13 One day some parents brought their children to Jesus so he could touch and bless them. But the disciples scolded the parents for bothering him.
14 When Jesus saw what was happening, he was angry with his disciples. He said to them, “Let the children come to me. Don’t stop them! For the Kingdom of God belongs to those who are like these children.”
Mark 10:13-14 NLT
In her book Atlas of the Heart, Brenè Brown writes of anger:
"If you look across the research, you learn that anger is an emotion that we feel when something gets in the way of a desired outcome or when we believe there’s a violation of the way things should be. When we feel anger, we believe that someone or something else is to blame for an unfair or unjust situation, and that something can be one to resolve the problem."
I once had a client ask me whether anger was a primary or secondary emotion. The construct of primary and secondary emotions was created to differentiate between responses that are indivisible (primary) and reactions that are nuanced and complex (secondary). Defined as a primary response or a secondary reaction, anger exists at both levels. The construct goes on to propose that a primary response of anger is more associated with “justified indignation” while secondary reactions are more destructive and corrosive. This is potentially a simplified way of envisioning such a complex and expressively varied human emotion. Expressed anger also has more social currency than any other emotion in that its expression has a certain amount of acceptability and credibility. Another client once shared with me that “anger and rage were the only emotions that were acceptable in my house when I was growing up.” As a child he was not allowed to feel sad, lonely, afraid, anxious, or grief-stricken. These emotions were seen as communicative of weakness. To be sure the muting of anything but anger is also not a function of gender, although this is a significant misconception. Females have as much capacity as males to disconnect from emotions that betray vulnerability.
The other interesting thing about anger is that although, in the church, we categorize it as “good” or “bad” (with specific reference to Ephesians 4:26-27) the experience (of it) communicates physiological reactions that are similar to the general population. Church folk are as equally likely, as the general population, to describe their anger as “red hot”, “fuming”, “thumping”, “burning”, “raging” and “uncontrollable”. Something happens and the response feels dissociative, i.e., “I didn’t even realize what I was doing/saying, I was so mad.”
Instead of categorizing anger as bad or good, I want to propose it as a symptom of something deeper. It communicates real or perceived loss as the result of an actual/hypothetical transgression against a personal domain. Something of value in the person’s world has been diminished and the only response known (and socialized) is to lash out in anger. The irony is that anger is really a smoke screen that prevents a deeper analysis of the transgression.

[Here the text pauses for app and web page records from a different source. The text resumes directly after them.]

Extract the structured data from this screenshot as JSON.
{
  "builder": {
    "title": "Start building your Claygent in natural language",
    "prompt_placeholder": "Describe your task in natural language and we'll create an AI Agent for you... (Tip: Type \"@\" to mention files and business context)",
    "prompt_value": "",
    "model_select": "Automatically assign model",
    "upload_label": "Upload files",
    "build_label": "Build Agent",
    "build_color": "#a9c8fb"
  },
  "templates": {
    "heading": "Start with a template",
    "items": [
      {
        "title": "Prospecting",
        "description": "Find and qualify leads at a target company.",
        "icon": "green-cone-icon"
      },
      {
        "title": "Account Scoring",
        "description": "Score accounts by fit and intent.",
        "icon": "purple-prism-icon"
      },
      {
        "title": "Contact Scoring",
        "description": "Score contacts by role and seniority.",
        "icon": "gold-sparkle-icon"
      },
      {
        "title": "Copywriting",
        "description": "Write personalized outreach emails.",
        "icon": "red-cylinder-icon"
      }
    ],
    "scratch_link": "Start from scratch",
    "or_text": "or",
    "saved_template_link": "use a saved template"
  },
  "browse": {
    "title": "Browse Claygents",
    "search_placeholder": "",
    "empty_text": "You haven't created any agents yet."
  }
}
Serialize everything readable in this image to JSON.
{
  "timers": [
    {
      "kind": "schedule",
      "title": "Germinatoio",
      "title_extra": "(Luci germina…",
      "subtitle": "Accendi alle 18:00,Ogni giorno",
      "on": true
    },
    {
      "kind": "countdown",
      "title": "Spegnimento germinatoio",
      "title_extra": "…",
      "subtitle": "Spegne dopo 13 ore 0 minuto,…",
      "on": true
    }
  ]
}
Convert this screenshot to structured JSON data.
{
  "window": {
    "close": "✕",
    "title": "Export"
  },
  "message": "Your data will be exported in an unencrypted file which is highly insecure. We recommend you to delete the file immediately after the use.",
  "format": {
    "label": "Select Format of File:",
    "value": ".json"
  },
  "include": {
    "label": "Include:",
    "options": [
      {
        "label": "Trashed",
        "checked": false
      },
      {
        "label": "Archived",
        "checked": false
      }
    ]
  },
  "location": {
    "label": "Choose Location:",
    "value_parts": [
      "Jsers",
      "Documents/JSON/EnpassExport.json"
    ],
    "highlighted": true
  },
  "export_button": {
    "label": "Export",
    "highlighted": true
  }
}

Why is this thing so valuable to me? What is the internalized message that is interacting with my interpretation of events to cause this reaction? Would others respond in the same way? Is there an opportunity to craft a different internalized message that does not leave me so susceptible to this emotional trigger?
Anger warped is anger misdirected. In the scripture passage, Christ’s anger creates a teaching moment for the disciples. I cannot say that my anger has always created teaching moments. It should and can if I ensure that it is available to God for his purpose. Doing the challenging work of inventorying and recalibrating it, achieves this.
If you are struggling with anger, there is help. Reach out to us at firstname.lastname@example.org.